-- Assignment --
Gather all lines in the data that hold the string "checking".

---*---

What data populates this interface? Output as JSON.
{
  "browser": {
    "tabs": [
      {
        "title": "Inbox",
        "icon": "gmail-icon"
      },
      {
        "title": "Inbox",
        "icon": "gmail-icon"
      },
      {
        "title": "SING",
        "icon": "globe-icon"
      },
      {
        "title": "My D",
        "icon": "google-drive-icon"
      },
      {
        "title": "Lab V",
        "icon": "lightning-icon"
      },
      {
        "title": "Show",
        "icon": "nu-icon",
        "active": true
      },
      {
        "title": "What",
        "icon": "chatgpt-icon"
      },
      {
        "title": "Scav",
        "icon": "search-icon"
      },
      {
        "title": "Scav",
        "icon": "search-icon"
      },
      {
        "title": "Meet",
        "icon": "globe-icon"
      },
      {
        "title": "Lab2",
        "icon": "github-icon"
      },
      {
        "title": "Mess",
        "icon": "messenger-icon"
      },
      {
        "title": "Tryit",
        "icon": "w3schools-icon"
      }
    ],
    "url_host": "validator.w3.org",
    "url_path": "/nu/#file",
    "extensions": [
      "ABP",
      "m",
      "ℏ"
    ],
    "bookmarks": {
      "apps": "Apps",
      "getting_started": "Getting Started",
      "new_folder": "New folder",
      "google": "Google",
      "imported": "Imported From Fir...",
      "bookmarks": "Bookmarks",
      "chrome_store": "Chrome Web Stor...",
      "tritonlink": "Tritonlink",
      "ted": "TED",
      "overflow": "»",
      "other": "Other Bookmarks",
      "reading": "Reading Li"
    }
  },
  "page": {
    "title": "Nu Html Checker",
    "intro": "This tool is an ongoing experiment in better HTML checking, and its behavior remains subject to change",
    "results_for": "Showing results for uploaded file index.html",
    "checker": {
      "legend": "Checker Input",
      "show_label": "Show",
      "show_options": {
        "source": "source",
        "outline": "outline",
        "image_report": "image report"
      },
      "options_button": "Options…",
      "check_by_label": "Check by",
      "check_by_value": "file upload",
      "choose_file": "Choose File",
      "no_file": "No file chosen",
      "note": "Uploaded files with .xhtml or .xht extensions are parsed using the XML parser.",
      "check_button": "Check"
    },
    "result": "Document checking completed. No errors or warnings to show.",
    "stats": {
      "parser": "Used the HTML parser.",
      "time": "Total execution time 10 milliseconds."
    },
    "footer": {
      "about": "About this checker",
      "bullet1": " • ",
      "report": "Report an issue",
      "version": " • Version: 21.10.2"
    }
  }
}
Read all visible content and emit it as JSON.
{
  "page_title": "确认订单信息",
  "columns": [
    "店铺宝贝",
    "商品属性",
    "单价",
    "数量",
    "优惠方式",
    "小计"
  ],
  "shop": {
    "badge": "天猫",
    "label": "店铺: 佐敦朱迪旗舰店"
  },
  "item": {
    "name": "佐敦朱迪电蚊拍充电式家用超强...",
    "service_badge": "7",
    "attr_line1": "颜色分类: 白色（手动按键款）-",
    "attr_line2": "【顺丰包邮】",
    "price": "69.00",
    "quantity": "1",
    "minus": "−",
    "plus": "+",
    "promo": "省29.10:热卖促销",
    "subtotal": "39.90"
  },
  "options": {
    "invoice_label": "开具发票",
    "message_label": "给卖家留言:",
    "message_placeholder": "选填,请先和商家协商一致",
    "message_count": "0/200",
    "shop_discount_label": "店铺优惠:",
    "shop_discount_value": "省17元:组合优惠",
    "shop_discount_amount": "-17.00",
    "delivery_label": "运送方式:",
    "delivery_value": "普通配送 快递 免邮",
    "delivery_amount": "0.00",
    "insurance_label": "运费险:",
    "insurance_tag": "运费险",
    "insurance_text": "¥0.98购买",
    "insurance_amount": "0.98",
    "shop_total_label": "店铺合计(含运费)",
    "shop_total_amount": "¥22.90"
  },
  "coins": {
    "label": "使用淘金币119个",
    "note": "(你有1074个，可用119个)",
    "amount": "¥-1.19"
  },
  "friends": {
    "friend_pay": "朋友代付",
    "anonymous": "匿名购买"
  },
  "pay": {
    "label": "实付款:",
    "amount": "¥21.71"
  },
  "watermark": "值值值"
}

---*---

-- Solved problem --
    "intro": "This tool is an ongoing experiment in better HTML checking, and its behavior remains subject to change",
    "result": "Document checking completed. No errors or warnings to show.",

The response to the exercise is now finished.